This informal CPD article is Part 1 of “Online Learning Era” provided by Vasilis Palilis, director of WIDE Training Academy of the WIDE Services company.
The article has 4 parts.
1. In the first part, "Community of inquiry", we discuss the process of empirical or conceptual inquiry into problematic situations.
2. In the second part, " Connectivism”, we discuss how knowledge is distributed in a network of connections through the use of technology.
Let’s focus on the 1st part.
Community of inquiry
The foundations for the community model of inquiry were laid back in the late 1800s by the philosopher Charles Peirce. Peirce explained how to approach issues using scientific methods instead of opinions.
The popular analogy is the parable "The blind and the elephant" which helps us understand the concept of inquiry community. Each man examines a different part of the elephant's body and believes he has recognised what it is. According to Pierce, communication, collaboration and the application of the scientific method will enable people to approach the elephant and create a shared knowledge that will be as accurate as possible.
Another important philosopher who contributed to the development of the community of inquiry framework is John Dewey. Dewey further extended Pierce's belief on the important role of the community when working towards a common goal.

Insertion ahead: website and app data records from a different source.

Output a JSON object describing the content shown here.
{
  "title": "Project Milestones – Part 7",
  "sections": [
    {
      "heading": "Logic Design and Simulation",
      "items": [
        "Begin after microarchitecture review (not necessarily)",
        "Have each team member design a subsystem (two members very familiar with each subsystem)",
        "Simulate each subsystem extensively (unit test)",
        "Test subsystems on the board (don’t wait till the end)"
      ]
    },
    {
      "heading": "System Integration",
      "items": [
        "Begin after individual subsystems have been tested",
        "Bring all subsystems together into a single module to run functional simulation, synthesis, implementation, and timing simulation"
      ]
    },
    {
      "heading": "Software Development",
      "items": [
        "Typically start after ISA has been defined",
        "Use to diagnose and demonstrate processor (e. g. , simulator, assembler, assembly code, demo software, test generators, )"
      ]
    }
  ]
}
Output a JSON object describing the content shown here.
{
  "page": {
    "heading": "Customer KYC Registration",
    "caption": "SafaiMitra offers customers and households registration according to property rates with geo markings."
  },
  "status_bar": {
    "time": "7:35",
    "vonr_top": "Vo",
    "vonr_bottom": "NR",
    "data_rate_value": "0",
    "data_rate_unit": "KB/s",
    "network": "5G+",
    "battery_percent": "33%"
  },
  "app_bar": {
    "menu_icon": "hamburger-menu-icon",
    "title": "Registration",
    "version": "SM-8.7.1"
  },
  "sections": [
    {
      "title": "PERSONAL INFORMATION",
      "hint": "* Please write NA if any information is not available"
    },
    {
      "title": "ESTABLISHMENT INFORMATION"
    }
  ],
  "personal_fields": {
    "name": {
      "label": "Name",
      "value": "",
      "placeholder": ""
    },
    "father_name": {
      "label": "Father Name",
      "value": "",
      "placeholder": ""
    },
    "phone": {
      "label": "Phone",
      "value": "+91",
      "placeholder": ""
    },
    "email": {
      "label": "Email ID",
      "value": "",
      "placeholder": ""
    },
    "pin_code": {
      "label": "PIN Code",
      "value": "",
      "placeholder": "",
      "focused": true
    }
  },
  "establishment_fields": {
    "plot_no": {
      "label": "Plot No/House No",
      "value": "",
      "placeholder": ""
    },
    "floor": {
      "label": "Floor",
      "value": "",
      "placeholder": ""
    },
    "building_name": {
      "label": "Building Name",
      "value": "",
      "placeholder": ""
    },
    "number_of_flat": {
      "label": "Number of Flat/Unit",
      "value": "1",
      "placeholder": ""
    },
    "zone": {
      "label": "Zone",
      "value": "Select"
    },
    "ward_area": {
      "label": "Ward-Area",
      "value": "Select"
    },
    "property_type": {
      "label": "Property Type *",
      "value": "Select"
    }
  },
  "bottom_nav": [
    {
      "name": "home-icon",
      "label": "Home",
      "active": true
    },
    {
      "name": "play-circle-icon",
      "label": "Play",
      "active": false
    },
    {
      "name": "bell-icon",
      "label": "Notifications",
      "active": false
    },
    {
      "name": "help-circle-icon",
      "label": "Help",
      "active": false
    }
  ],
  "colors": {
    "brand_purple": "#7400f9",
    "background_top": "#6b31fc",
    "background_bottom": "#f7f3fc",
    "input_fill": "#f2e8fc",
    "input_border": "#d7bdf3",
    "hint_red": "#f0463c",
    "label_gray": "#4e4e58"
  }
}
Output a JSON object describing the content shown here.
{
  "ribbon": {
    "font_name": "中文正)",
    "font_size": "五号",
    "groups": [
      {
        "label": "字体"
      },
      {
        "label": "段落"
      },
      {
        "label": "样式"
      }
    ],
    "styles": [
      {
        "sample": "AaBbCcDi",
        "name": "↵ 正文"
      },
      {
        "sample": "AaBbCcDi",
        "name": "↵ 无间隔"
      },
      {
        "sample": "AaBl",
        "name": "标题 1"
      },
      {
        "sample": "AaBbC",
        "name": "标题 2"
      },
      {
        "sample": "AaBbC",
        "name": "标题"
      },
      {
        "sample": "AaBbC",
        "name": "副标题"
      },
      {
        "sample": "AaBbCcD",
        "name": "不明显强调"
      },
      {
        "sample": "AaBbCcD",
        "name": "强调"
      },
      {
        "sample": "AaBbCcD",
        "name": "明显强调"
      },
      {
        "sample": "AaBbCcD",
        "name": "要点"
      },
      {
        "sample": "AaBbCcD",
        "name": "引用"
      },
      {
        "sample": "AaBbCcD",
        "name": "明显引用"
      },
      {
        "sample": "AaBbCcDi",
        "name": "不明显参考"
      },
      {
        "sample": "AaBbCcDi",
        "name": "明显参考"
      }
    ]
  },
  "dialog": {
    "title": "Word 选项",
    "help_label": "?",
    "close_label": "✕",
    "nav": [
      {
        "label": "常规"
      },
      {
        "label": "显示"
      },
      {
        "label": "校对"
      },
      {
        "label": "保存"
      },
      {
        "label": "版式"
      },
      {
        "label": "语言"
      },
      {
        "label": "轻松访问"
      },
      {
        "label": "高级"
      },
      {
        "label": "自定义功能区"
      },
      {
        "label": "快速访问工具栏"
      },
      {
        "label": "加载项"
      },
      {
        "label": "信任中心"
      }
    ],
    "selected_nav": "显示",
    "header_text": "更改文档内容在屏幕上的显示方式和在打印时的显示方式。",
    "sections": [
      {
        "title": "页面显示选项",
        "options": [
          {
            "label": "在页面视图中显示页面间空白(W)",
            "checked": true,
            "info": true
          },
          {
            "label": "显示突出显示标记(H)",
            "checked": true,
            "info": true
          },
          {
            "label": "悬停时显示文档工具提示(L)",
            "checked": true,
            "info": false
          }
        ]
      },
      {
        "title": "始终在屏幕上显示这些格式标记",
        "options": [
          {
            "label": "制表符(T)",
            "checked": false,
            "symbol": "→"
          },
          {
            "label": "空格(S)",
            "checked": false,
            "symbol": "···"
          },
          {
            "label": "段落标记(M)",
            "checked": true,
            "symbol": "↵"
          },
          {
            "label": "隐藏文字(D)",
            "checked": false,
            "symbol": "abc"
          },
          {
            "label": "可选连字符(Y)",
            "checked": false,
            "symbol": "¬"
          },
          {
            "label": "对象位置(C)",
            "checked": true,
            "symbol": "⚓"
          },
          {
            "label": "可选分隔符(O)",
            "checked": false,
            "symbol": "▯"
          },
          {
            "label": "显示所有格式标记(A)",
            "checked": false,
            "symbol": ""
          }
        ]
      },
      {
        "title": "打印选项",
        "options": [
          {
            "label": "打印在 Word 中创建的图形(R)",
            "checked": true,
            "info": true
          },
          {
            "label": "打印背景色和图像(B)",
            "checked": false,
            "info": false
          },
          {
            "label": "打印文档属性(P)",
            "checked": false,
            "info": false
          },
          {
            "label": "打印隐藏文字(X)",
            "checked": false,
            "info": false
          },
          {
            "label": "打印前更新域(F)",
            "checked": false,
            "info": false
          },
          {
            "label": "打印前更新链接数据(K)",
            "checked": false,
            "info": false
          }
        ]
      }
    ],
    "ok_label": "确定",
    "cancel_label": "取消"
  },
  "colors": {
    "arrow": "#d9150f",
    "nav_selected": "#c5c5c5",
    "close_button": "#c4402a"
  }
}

Dewey considered two fundamental elements -schools and civil society- as major issues that needed attention and reconstruction to encourage experimental intelligence and pluralism.
Online Communities of Inquiry
These ideas were applied to online learning contexts by a group of researchers from the University of Alberta, led by Randy Garrison, Terry Anderson, and Walter Archer. The purpose of their Framework was to provide conceptual order and a tool for Computer-mediated communication to support the educational experience. It contains the elements involved in creating a constructivist learning experience.
The first of these elements is social presence. Social presence is the ability for individuals to interact with the learning community as their real selves, communicating and collaborating in an accepting environment with other members of the community.
Cognitive presence is the ability of learners to construct their knowledge and confirm it through engagement and reflection. This includes forming ideas, connecting ideas, and applying new ideas.
The final element is teaching presence. Teaching presence involves the design, direction, and facilitation of materials to stimulate both the cognitive and social processes.
Teaching Presence Categories / Subcategories
Design & Organization Direct Instruction
- Setting curriculum
- Designing methods. Establishing time parameters
- Utilizing the medium effectively
- Establishing netiquette
- Presenting content
- Focusing the discussion
- Summarizing the discussion
- Confirming understanding
- Diagnosing misperceptions
- Identifying areas of agreement or disagreement
- Seeking to reach consensus and understanding
- Encouraging, acknowledging, and reinforcing students contributions
- Setting the climate for learning
- Drawing in participants and prompting discussion
Combining these elements we have:
- the setting of the community's climate
- regulating learning and
- supporting the discourse of the learners
Together the social, cognitive, and teaching presence constitute the educational experience. We hope this article was helpful. For more information from WIDE Services, please visit their CPD Member Directory page. Alternatively please go to the CPD Industry Hubs for more CPD articles, courses and events relevant to your Continuing Professional Development requirements.